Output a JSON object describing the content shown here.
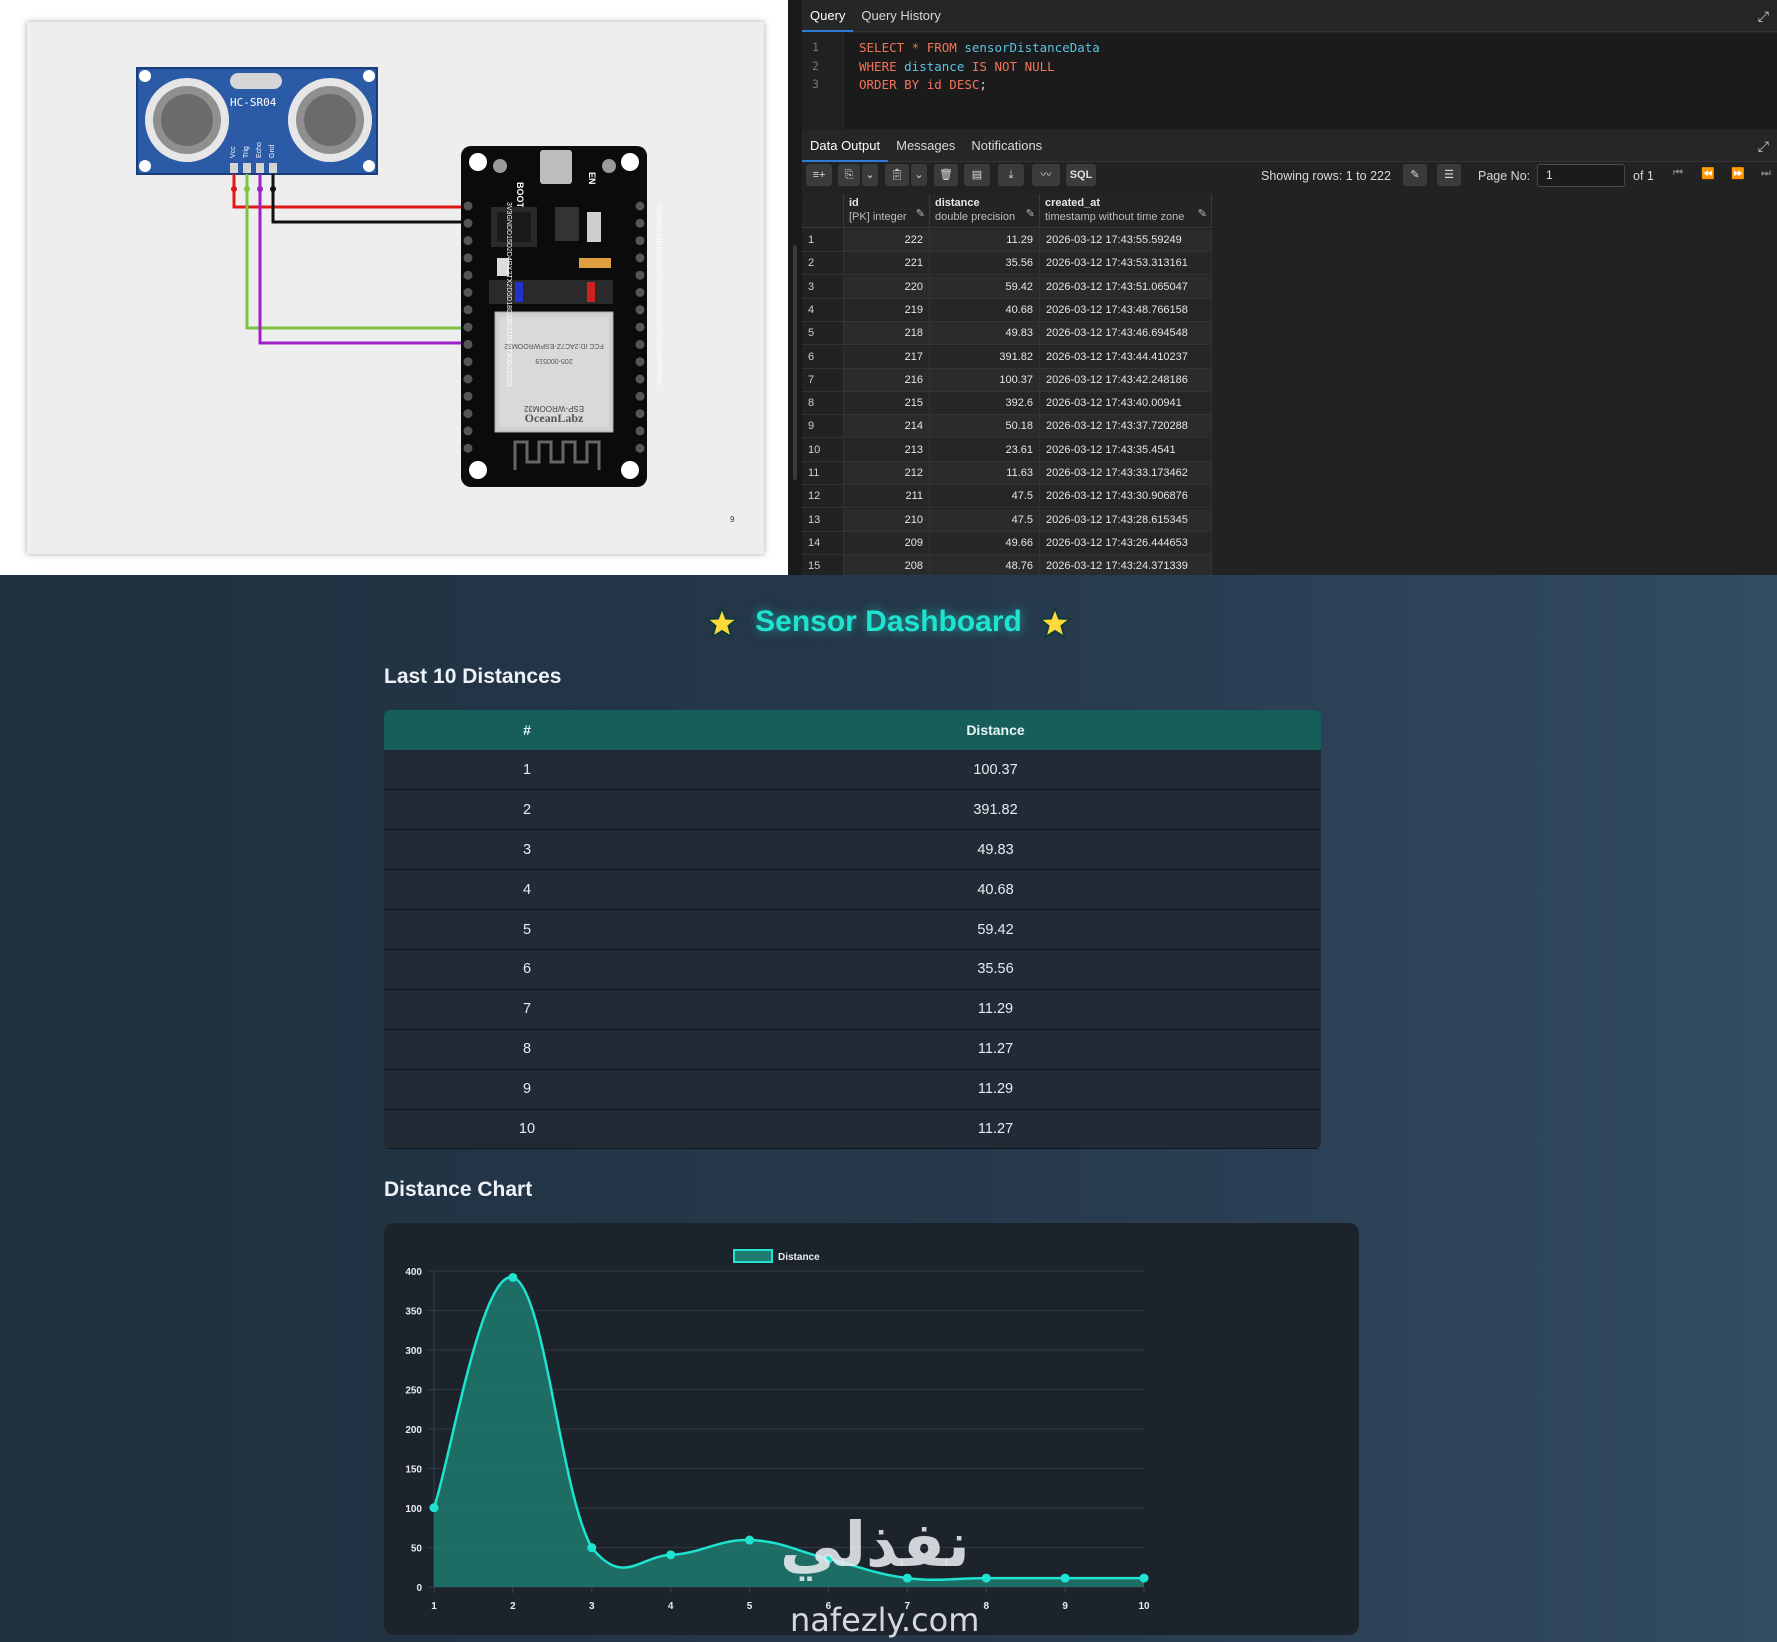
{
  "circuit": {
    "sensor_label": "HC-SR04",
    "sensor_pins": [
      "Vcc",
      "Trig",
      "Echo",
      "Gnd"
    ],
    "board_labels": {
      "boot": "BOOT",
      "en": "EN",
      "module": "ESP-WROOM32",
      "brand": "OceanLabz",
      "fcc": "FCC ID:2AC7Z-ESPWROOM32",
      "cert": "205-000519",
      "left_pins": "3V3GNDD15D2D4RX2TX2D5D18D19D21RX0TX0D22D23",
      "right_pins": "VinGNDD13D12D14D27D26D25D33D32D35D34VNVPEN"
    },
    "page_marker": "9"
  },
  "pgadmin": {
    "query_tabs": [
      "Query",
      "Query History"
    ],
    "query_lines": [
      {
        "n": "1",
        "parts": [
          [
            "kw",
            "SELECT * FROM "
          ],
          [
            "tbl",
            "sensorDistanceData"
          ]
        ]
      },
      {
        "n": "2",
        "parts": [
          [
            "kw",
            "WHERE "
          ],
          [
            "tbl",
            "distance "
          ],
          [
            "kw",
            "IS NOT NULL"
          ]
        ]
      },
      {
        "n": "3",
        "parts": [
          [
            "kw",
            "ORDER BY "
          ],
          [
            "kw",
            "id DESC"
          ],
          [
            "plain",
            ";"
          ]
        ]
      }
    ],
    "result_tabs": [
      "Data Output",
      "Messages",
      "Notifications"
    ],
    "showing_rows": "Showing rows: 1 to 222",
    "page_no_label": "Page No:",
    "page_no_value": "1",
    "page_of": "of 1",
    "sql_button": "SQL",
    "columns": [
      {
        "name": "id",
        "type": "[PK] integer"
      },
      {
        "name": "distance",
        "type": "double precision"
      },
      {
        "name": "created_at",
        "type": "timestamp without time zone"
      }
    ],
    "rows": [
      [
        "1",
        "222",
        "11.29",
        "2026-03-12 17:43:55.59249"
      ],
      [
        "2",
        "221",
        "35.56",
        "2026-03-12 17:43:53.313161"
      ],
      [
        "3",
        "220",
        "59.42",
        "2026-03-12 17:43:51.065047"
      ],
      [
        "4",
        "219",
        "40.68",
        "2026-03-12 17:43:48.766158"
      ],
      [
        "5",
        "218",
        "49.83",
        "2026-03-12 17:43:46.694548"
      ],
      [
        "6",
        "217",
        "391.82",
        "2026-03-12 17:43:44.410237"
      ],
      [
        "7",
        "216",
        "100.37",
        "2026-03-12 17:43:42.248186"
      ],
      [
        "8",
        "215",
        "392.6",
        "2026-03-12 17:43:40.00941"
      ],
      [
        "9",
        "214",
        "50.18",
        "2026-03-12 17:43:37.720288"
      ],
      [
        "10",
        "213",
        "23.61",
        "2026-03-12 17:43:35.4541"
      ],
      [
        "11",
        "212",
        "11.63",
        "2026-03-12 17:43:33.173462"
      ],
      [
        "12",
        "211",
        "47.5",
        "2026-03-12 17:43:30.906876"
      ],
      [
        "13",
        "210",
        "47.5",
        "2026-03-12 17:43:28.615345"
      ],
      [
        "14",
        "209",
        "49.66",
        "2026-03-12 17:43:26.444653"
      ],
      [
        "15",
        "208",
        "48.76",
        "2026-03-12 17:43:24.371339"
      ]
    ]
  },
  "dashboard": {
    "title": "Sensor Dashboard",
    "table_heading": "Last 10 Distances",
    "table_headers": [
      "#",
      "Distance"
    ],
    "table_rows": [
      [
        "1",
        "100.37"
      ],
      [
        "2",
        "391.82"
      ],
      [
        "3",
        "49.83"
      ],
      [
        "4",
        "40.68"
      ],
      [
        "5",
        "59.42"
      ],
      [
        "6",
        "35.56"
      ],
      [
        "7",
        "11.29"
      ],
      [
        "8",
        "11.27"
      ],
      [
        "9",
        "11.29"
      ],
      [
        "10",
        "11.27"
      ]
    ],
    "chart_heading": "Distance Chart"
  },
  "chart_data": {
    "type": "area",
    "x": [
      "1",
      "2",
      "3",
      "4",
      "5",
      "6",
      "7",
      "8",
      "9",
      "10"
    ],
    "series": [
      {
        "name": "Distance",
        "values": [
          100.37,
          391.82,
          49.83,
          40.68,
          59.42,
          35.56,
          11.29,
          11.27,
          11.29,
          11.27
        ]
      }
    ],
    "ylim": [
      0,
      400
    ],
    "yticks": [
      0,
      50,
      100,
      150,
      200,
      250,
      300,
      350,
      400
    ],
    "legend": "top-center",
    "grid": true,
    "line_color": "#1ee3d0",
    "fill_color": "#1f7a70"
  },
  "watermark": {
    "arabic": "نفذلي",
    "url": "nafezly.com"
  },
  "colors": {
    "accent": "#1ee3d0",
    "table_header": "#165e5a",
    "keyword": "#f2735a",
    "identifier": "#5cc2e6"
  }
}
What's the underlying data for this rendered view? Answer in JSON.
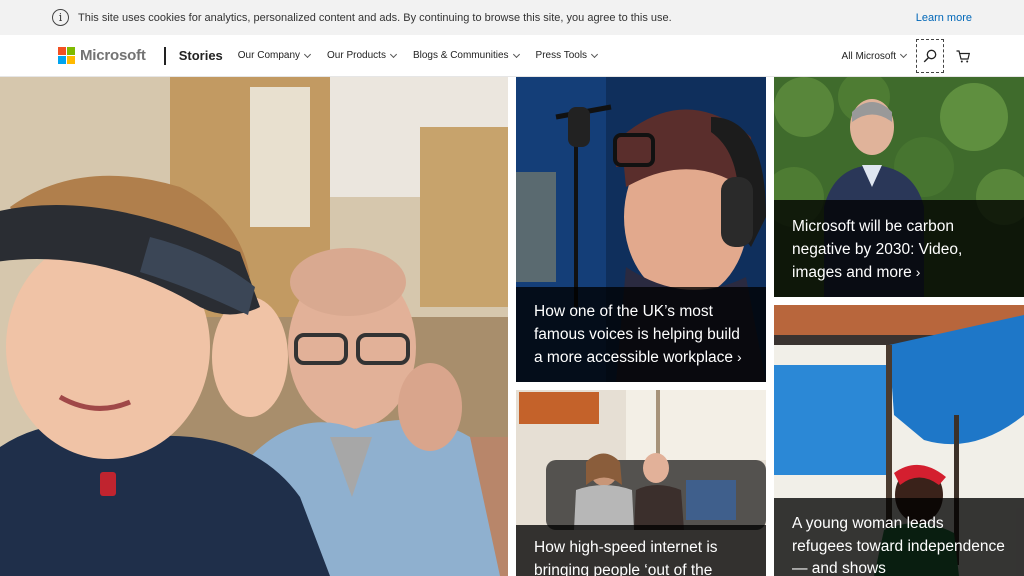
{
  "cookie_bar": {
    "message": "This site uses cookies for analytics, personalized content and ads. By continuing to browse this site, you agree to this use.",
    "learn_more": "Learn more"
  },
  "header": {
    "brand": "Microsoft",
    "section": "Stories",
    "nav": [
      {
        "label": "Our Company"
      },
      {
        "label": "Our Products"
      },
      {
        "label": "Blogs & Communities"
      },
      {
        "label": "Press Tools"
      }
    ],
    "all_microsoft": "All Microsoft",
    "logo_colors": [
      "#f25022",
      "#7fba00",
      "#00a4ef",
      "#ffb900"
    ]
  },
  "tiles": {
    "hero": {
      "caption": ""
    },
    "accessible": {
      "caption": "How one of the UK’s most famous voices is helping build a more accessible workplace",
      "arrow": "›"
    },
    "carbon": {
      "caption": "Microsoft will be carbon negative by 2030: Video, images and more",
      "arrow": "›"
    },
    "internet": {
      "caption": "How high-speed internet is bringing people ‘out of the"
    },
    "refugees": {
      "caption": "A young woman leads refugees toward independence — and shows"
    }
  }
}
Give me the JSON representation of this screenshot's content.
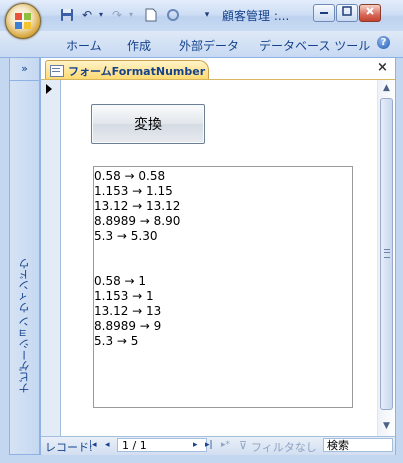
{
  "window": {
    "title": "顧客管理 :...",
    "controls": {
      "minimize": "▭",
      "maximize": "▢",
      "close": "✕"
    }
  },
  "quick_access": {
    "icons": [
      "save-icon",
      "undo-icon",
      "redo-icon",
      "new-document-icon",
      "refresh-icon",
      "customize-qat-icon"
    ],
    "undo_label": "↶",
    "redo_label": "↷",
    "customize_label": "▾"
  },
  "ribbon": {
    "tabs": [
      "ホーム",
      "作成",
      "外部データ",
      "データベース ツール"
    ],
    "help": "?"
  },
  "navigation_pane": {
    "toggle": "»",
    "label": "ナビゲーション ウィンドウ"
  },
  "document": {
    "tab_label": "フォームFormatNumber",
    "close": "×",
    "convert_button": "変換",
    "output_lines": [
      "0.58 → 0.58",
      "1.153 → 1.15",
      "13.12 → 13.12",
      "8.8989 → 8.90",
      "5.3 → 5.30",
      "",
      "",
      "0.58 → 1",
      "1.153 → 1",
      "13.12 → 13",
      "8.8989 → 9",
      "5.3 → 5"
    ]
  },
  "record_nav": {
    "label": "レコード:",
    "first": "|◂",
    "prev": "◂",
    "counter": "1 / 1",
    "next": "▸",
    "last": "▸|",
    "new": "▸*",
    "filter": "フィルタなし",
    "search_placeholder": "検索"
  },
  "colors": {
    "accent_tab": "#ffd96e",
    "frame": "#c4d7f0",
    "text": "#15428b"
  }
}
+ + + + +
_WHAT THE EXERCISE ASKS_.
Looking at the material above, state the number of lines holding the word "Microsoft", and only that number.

_PROBLEM SOLUTION_.
3